And while a gallon of BC 37 Mg costs about twice as much as a general-purpose coolant, the rate of consumption is comparatively low, Templin explained, so the actual cost isn’t substantially higher. In addition, the formulation is mild, meaning it is gentle on the machinist’s skin and the machine tool.

Carbon fiber-reinforced plastic (CFRP) is another challenging material and many shops are accustomed to machining it dry, according to Scott Daggett, national aerospace specialist at OSG USA Inc., Glendale Heights, Ill.

“Carbon fiber-reinforced plastics are, in many cases, just a bunch of layers of reinforced tape,” he explained. “The first layer has carbon strands going in one direction, the next layer is at a 45° angle, the next is at 90°, and they keep alternating to reinforce the material’s overall strength. The worry is that some fluids can penetrate those layers and compromise the structural integrity of the part.”

Aerospace OEMs perform extensive testing to determine what effects a coolant will have on a composite before they allow their part suppliers to use it, Daggett said.
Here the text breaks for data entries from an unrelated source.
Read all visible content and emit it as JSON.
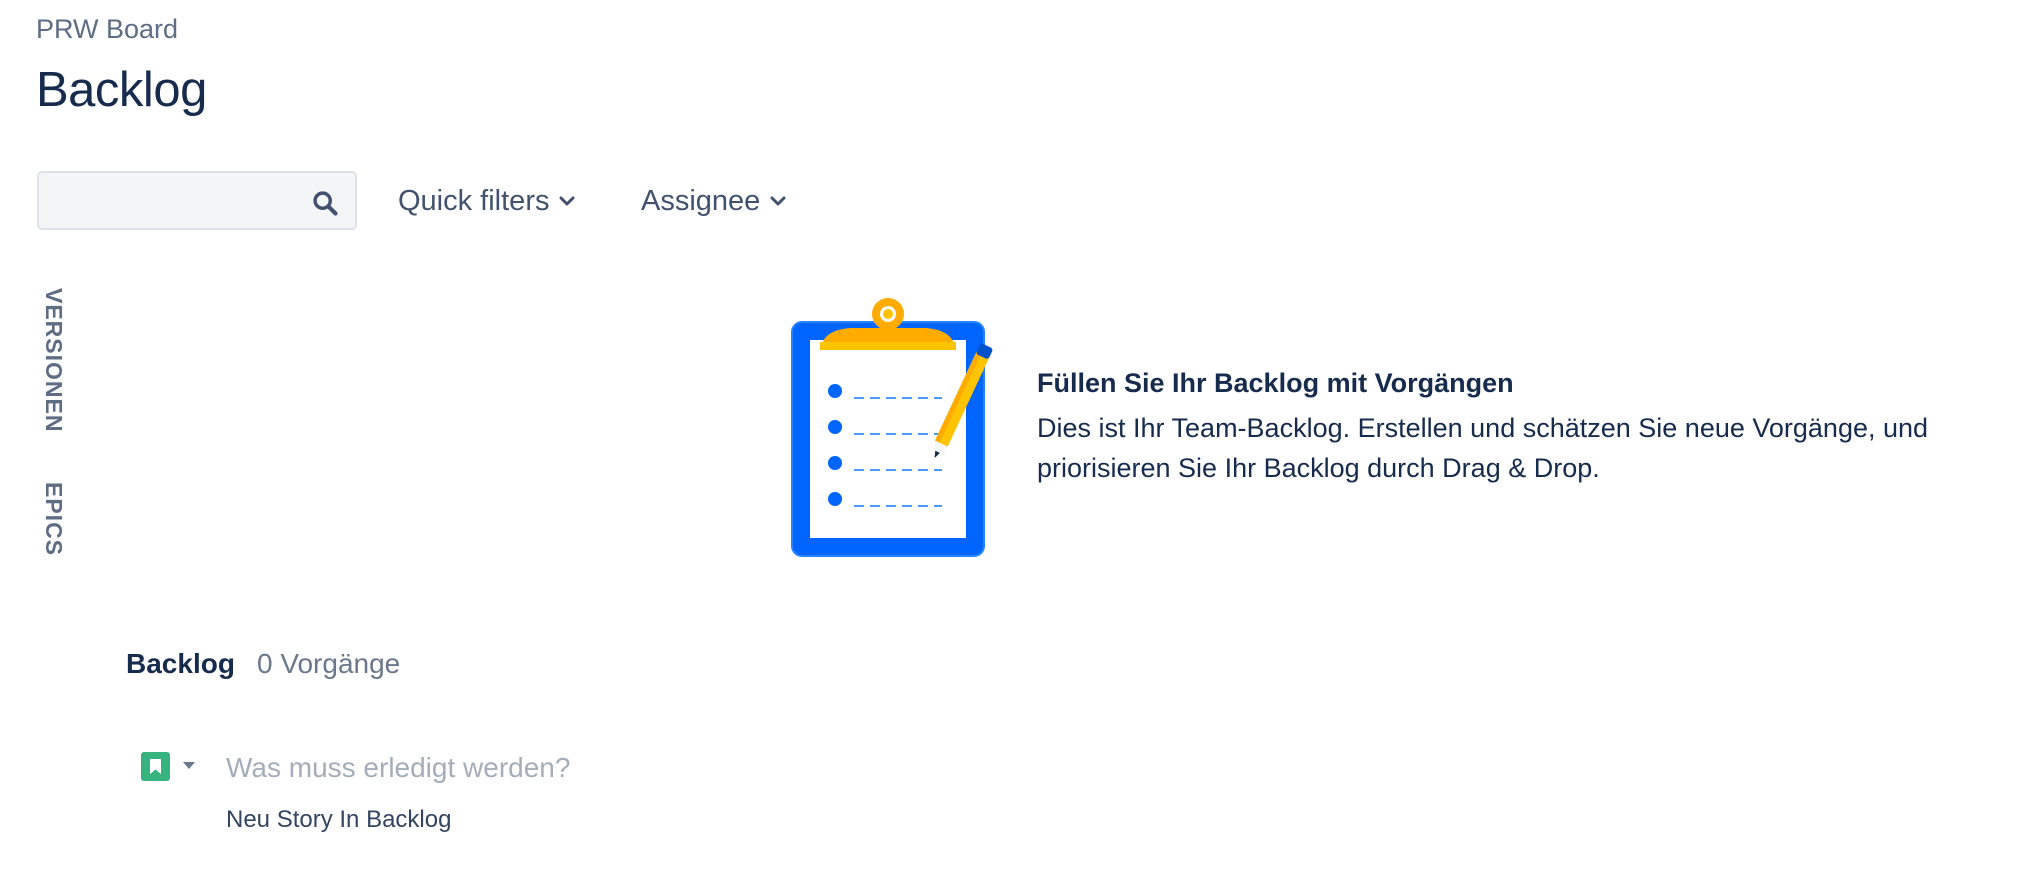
{
  "header": {
    "breadcrumb": "PRW Board",
    "title": "Backlog"
  },
  "toolbar": {
    "search": {
      "value": "",
      "placeholder": "",
      "icon": "search-icon"
    },
    "quick_filters_label": "Quick filters",
    "assignee_label": "Assignee",
    "dropdown_icon": "chevron-down-icon"
  },
  "side_tabs": {
    "versions": "VERSIONEN",
    "epics": "EPICS"
  },
  "empty_state": {
    "illustration": "clipboard-checklist-illustration",
    "heading": "Füllen Sie Ihr Backlog mit Vorgängen",
    "text": "Dies ist Ihr Team-Backlog. Erstellen und schätzen Sie neue Vorgänge, und priorisieren Sie Ihr Backlog durch Drag & Drop."
  },
  "backlog": {
    "title": "Backlog",
    "count": "0 Vorgänge",
    "create": {
      "placeholder": "Was muss erledigt werden?",
      "value": "",
      "issue_type_icon": "story-icon"
    },
    "suggestion": "Neu Story In Backlog"
  },
  "colors": {
    "primary_text": "#172B4D",
    "secondary_text": "#5E6C84",
    "clipboard_blue": "#0065FF",
    "clip_yellow": "#FFAB00",
    "story_green": "#36B37E"
  }
}
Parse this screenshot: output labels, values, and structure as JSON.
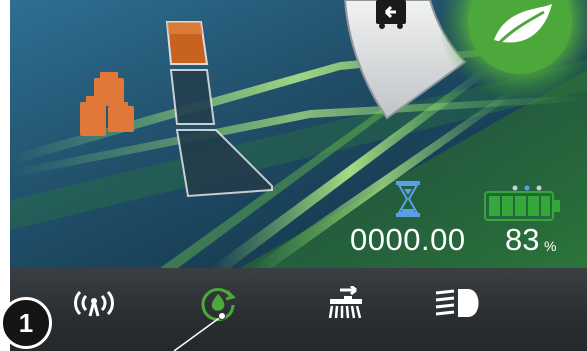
{
  "screen": {
    "timer": {
      "value": "0000.00",
      "icon": "hourglass-icon"
    },
    "battery": {
      "percent": 83,
      "value": "83",
      "unit": "%",
      "bars_filled": 5,
      "bars_total": 5,
      "icon": "battery-icon"
    },
    "page_indicator": {
      "count": 3,
      "active_index": 1
    },
    "mode": {
      "icon": "eco-leaf-icon"
    },
    "trailer_indicator": {
      "icon": "trailer-mode-icon"
    },
    "ballast_indicator": {
      "icon": "weights-icon",
      "level_segments": 3,
      "active_segment": 0
    }
  },
  "toolbar": {
    "items": [
      {
        "name": "antenna",
        "icon": "antenna-icon"
      },
      {
        "name": "eco-refresh",
        "icon": "eco-refresh-icon"
      },
      {
        "name": "sweeper",
        "icon": "sweeper-icon"
      },
      {
        "name": "headlight",
        "icon": "headlight-icon"
      }
    ]
  },
  "annotation": {
    "step_number": "1"
  },
  "colors": {
    "accent_orange": "#e0783a",
    "eco_green": "#4ca83a",
    "battery_green": "#35a83a",
    "hourglass_blue": "#5aa0e6"
  }
}
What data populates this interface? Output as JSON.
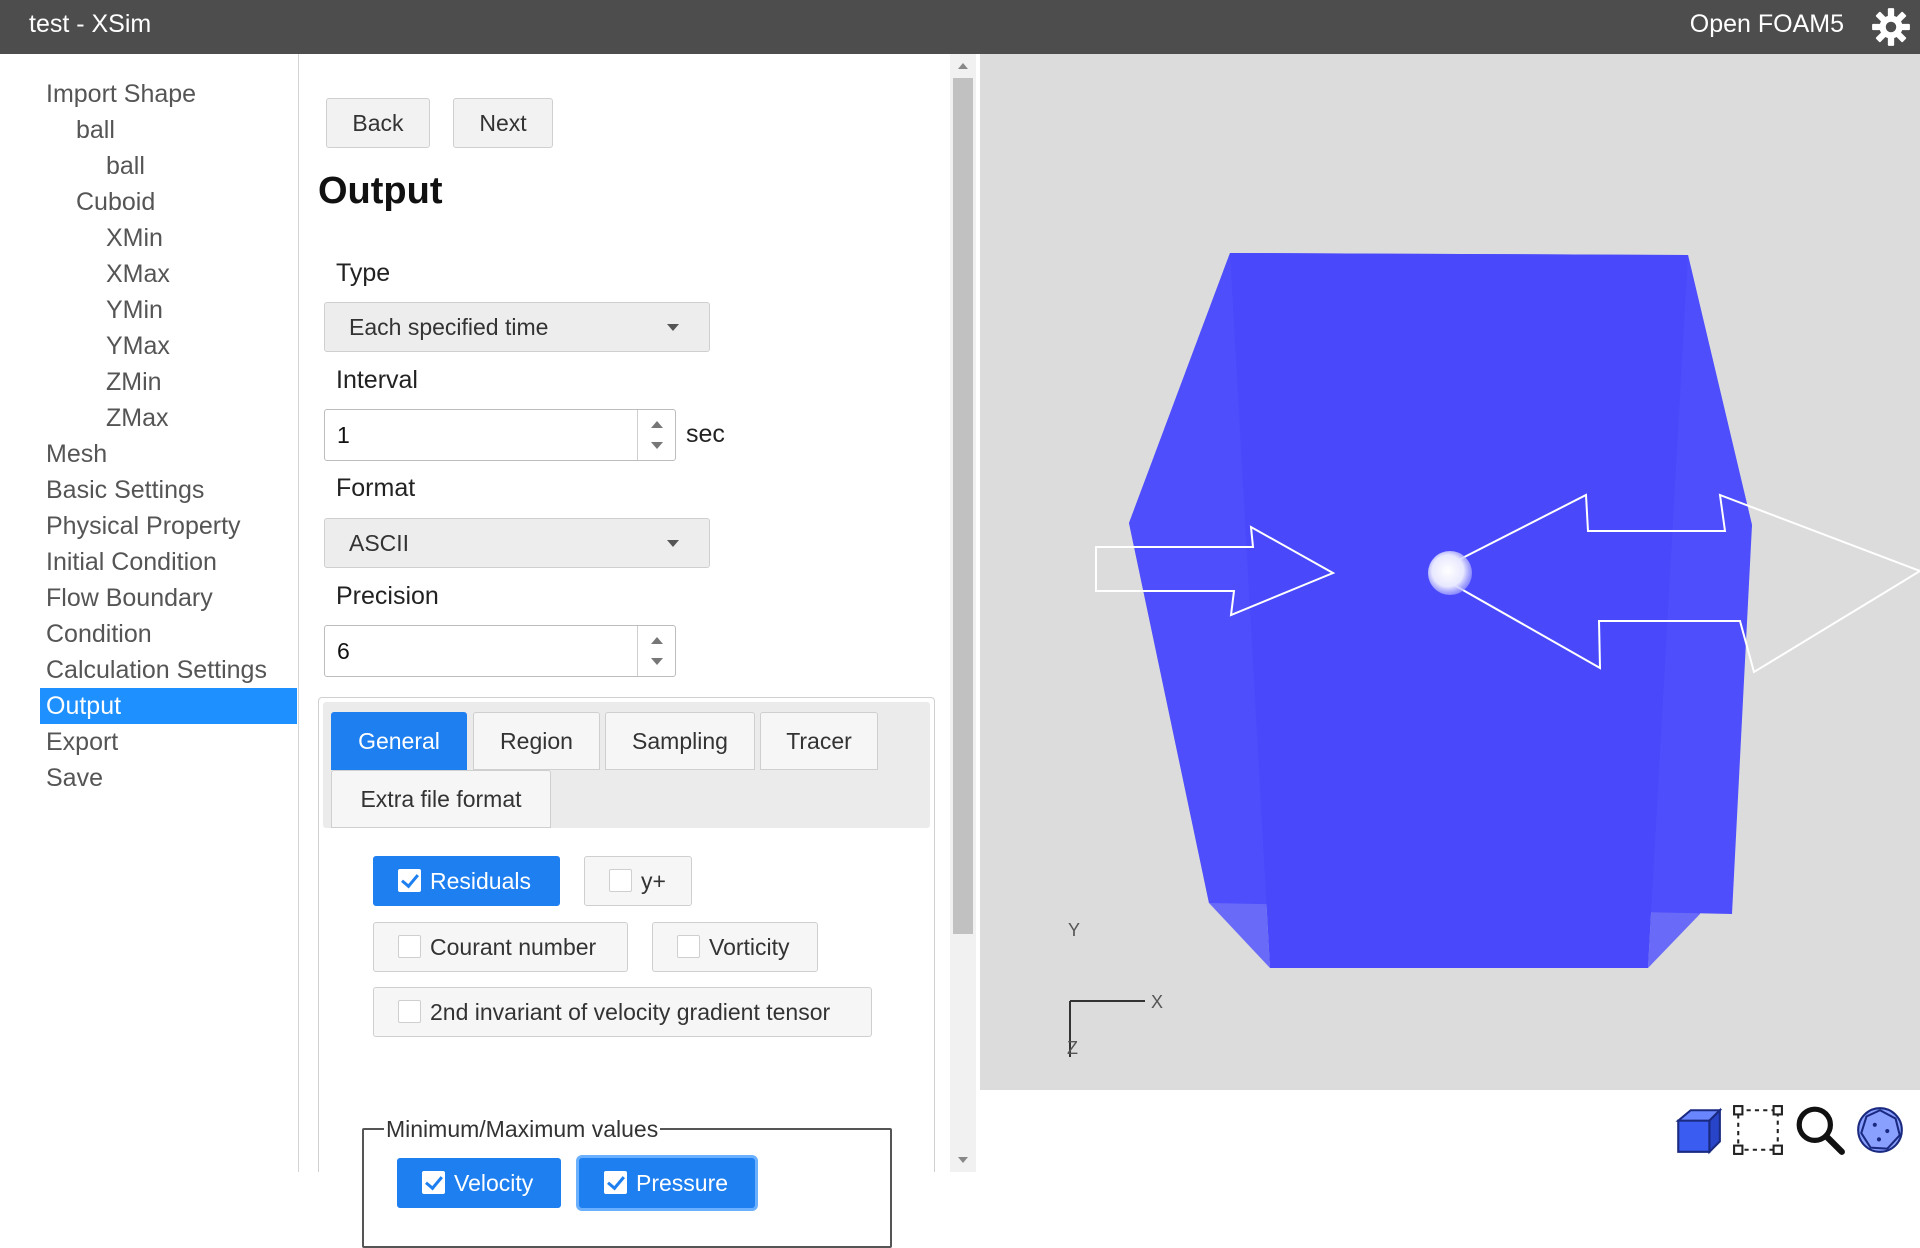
{
  "window": {
    "title": "test - XSim",
    "solver": "Open FOAM5"
  },
  "sidebar": {
    "items": [
      {
        "label": "Import Shape",
        "level": 0
      },
      {
        "label": "ball",
        "level": 1
      },
      {
        "label": "ball",
        "level": 2
      },
      {
        "label": "Cuboid",
        "level": 1
      },
      {
        "label": "XMin",
        "level": 2
      },
      {
        "label": "XMax",
        "level": 2
      },
      {
        "label": "YMin",
        "level": 2
      },
      {
        "label": "YMax",
        "level": 2
      },
      {
        "label": "ZMin",
        "level": 2
      },
      {
        "label": "ZMax",
        "level": 2
      },
      {
        "label": "Mesh",
        "level": 0
      },
      {
        "label": "Basic Settings",
        "level": 0
      },
      {
        "label": "Physical Property",
        "level": 0
      },
      {
        "label": "Initial Condition",
        "level": 0
      },
      {
        "label": "Flow Boundary",
        "level": 0
      },
      {
        "label": "Condition",
        "level": 0
      },
      {
        "label": "Calculation Settings",
        "level": 0
      },
      {
        "label": "Output",
        "level": 0,
        "active": true
      },
      {
        "label": "Export",
        "level": 0
      },
      {
        "label": "Save",
        "level": 0
      }
    ]
  },
  "nav_buttons": {
    "back": "Back",
    "next": "Next"
  },
  "page": {
    "title": "Output"
  },
  "form": {
    "type": {
      "label": "Type",
      "value": "Each specified time"
    },
    "interval": {
      "label": "Interval",
      "value": "1",
      "unit": "sec"
    },
    "format": {
      "label": "Format",
      "value": "ASCII"
    },
    "precision": {
      "label": "Precision",
      "value": "6"
    }
  },
  "tabs": [
    {
      "label": "General",
      "active": true
    },
    {
      "label": "Region"
    },
    {
      "label": "Sampling"
    },
    {
      "label": "Tracer"
    },
    {
      "label": "Extra file format"
    }
  ],
  "general": {
    "residuals": {
      "label": "Residuals",
      "checked": true
    },
    "yplus": {
      "label": "y+",
      "checked": false
    },
    "courant": {
      "label": "Courant number",
      "checked": false
    },
    "vorticity": {
      "label": "Vorticity",
      "checked": false
    },
    "invariant": {
      "label": "2nd invariant of velocity gradient tensor",
      "checked": false
    },
    "minmax": {
      "legend": "Minimum/Maximum values",
      "velocity": {
        "label": "Velocity",
        "checked": true
      },
      "pressure": {
        "label": "Pressure",
        "checked": true
      }
    }
  },
  "viewport": {
    "axes": {
      "y": "Y",
      "x": "X",
      "z": "Z"
    },
    "colors": {
      "domain": "#3c3cff",
      "background": "#dcdcdc",
      "accent": "#1e7ff0"
    }
  },
  "toolbar_icons": [
    "cube-view-icon",
    "box-select-icon",
    "zoom-icon",
    "mesh-sphere-icon"
  ]
}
Castrol, for example, offers its Syntilo 9828 water-soluble synthetic, which Boeing and Bombardier have approved for cutting composites.

“Prior to that testing, everyone cut composites dry,” Daggett said. “Composites are carbon-based, and when you begin to cut them the powder releases from the cut and starts getting everywhere—into the machine, all over the shop. I’ve even taken a toolholder out of the machine and had a big puff of carbon shoot right into my face. We have vacuum systems set up to deal with it, but a coolant would be much more effective because it would keep that powder from floating in the air.”

WXS_cover%20Image.tif

Some manufacturers eschew fluids entirely when hard milling to avoid thermal cycling, which can damage the cutting tool. Image courtesy Blaser Swisslube.

In addition, cutting titanium, which is heat-resistant, necessitates a coolant with high lubricity to maintain tool life and high wetting ability to properly lubricate and dissipate the heat. Blaser Swisslube’s Vasco 7000 is an ester oil-based microemulsion, which Templin described as multimaterial friendly, but designed with titanium in mind.

“When machining titanium, you need very high lubricity to maintain tool life, but you also need to cool the tool/workpiece interface during the cut—being such a heat-resistant material, the heat from that interaction just goes into the tool without proper cooling.”

Besides material-specific fluids, a host of application-specific ones are available. Tapping is an example. “A tap is a very delicate tool,” Daggett said. “If the tap breaks, a lot of people want to say it’s because they need a better tap; that could be the case, but more likely, the hole you were tapping wasn’t good enough quality, or you didn’t have the right coolant.”

Instead of water-soluble fluids, he recommends cutting oil or Molly D tapping paste at a high concentration to improve tapping performance and enable the extra lubricity to protect the tool. However, past a certain point, higher concentrations can pose health risks, such as dermatitis, so finding the proper balance is essential.

Some shops eschew fluids entirely when hard milling, because coolant can do more harm than good. Daggett explained that the tool generates a lot of heat when it enters the cut, but as soon as the cutting edge exits the cut, coolant rapidly quenches it.

“Over time, thermal cycling causes microfractures in the tool,” he said. “As long as the temperature is below the oxidation temperature of the coating, when cutting without flood coolant the tool remains more consistent than one that goes through the thermal cycling process seen with flood coolant. As a result, a lot of shops will either use air to clear chips or minimum-quantity lubrication.”

Ultimately, an operation is only as good as its weakest link. “If you’re not using the right cutting fluid, you probably aren’t going to get the results you’re after,” Daggett said. “It’s that simple.” CTE


About the Author: Evan Jones Thorne is assistant editor for CTE. Contact him at (847) 714-0177 or ejonesthorne@jwr.com.

Author

Associate Editor
847-714-0182

Evan Jones Thorne, who served as associate editor of Cutting Tool Engineering magazine through February 2017, holds a bachelor’s degree in English and communications from Northern Illinois University. Evan joined Cutting Tool Engineering in October 2013.